(c) produce organizations of lower-order actions that are qualitatively new and not arbitrary, and cannot be accomplished by those lower-order actions alone.

Once these conditions have been met, we say the higher-order action coordinates the actions of the next lower order.

To illustrate how lower actions get organized into more hierarchically complex actions, let us turn to a simple example. Completing the entire operation 3 × (4 + 1) constitutes a task requiring the distributive act. That act non-arbitrarily orders adding and multiplying to coordinate them. The distributive act is therefore one order more hierarchically complex than the acts of adding and multiplying alone; it indicates the singular proper sequence of the simpler actions. Although simply adding results in the same answer, people who can do both display a greater freedom of mental functioning. Additional layers of abstraction can be applied. Thus, the order of complexity of the task is determined through analyzing the demands of each task by breaking it down into its constituent parts.

The hierarchical complexity of a task refers to the number of concatenation operations it contains, that is, the number of recursions that the coordinating actions must perform. An order-three task has three concatenation operations.

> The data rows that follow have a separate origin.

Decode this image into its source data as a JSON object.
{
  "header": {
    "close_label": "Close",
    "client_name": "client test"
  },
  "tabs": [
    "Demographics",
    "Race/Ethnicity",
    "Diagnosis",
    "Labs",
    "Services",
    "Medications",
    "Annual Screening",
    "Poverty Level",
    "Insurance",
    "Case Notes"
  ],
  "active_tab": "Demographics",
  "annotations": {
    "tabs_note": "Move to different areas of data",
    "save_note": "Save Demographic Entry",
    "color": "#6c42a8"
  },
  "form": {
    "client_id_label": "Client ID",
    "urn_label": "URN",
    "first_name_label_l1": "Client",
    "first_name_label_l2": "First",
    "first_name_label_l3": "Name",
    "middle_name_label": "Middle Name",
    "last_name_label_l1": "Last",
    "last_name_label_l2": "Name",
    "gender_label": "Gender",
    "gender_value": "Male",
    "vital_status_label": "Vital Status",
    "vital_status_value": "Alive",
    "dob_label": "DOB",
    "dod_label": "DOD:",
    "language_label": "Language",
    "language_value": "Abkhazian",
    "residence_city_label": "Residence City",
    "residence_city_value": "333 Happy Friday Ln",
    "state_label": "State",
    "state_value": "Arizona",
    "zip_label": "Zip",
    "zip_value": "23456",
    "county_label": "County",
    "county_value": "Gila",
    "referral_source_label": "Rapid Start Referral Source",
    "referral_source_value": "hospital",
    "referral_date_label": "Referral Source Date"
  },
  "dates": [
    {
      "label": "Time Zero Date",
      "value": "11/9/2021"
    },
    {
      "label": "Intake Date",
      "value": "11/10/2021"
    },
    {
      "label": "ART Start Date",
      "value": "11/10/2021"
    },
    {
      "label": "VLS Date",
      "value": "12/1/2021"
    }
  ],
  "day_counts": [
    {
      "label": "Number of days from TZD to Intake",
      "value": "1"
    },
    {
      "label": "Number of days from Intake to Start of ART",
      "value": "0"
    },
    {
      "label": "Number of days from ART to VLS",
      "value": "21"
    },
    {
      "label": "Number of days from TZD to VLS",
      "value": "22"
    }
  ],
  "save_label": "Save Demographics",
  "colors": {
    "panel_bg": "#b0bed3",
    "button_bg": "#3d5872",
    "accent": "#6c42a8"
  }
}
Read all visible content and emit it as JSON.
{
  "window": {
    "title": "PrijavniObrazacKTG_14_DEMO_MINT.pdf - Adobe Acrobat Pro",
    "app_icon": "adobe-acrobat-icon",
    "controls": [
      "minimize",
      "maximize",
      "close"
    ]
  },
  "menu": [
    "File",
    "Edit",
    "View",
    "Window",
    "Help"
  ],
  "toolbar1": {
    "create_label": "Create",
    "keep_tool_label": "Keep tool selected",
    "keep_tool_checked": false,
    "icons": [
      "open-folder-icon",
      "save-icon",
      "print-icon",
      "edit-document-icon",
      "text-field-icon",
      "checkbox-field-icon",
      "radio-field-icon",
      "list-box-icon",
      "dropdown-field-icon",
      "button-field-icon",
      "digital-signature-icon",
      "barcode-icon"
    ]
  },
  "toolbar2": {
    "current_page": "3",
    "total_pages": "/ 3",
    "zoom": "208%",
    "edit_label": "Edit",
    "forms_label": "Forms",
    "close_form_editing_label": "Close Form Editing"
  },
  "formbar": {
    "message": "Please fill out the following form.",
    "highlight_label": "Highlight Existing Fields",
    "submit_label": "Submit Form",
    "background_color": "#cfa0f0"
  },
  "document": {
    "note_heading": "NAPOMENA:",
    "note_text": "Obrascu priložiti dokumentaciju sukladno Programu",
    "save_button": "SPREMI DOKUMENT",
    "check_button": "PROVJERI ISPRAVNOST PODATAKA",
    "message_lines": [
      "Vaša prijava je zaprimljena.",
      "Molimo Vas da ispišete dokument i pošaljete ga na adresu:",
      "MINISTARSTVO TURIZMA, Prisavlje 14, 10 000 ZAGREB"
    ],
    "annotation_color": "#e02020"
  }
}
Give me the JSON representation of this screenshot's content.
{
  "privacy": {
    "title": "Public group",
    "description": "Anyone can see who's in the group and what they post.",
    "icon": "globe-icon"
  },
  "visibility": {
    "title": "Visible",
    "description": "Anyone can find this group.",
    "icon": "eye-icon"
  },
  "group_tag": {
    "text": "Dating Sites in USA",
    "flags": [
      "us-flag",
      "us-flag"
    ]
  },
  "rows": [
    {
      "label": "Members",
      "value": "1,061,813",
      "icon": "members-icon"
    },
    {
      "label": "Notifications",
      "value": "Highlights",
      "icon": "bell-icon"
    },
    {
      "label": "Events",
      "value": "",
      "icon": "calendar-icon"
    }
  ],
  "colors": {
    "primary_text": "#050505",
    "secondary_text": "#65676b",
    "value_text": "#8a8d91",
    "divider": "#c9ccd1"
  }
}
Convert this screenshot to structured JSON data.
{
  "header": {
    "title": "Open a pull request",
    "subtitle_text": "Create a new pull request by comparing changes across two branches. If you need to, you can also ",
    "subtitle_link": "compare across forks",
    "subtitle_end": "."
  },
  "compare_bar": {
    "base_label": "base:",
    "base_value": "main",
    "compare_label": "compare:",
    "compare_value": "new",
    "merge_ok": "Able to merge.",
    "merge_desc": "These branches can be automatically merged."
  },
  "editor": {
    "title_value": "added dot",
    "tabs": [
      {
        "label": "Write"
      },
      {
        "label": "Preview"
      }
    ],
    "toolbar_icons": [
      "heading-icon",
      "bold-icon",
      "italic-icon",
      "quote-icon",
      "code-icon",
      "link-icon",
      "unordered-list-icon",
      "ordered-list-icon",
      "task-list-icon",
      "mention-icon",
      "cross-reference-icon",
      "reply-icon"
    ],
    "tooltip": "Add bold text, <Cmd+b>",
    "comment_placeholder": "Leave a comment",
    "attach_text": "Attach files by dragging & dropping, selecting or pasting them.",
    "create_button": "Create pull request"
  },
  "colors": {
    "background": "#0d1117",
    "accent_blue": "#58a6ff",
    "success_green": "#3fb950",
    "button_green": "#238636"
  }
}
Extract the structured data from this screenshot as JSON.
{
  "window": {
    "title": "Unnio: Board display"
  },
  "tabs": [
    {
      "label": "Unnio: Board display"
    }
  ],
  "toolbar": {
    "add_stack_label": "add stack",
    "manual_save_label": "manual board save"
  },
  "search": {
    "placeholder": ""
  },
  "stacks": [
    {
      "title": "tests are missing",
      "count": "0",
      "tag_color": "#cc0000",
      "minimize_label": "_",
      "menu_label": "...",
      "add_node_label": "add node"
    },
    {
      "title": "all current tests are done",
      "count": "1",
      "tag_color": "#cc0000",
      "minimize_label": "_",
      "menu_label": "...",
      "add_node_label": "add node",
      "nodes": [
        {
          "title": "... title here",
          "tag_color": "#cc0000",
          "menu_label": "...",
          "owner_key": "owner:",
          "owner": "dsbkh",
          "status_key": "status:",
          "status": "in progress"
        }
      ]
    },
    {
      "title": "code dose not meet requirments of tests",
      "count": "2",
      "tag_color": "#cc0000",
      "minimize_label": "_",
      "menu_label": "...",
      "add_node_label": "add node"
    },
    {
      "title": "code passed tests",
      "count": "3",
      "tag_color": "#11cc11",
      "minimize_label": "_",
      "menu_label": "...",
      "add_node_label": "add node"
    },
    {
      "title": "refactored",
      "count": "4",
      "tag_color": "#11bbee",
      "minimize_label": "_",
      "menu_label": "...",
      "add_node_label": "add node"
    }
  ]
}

A task of order three operates on one or more tasks of vertical order two and a task of order two operates on one or more tasks of vertical order one (the simplest tasks)."



Brendan Graham Dempsey:

"Commons’s Model completes the Piagetian research program with a full and comprehensive articulation of the stages of cognitive development. Commons’s model adds stages on either end of Piaget’s, extending its application to non-human animals as well as filling in the post-Formal stages of human development that Piaget’s work did not cover.

It also distinguishes amongst some of the stages Piaget had identified with greater clarity:

  1. Automatic Stage
  2. Sensory or Motor Stage
  3. Circular Sensory-Motor Stage
  4. Sensory-Motor Stage
  5. Nominal Stage
  6. Pre-Operational Stage
  7. Primary Stage
  8. Concrete Stage
  9. Abstract Stage
  10. Formal Stage
  11. Systematic Stage
  12. Meta-Systematic Stage
  13. Paradigmatic Stage
  14. Cross-Paradigmatic Stage "


More information

  • For a summary of the cognitive capacities that come online with each new stage, see Hanzi Freinacht’s essay “What is the Model of Hierarchical Complexity?”
  • Book: Emergentism: A Religion of Complexity for the Metamodern World. By Adyahanzi, Brendan Graham Dempsey. Metamodern Spirituality Series, Vol. VI. [2] For more, see also: Emergentism as a Religion of Complexity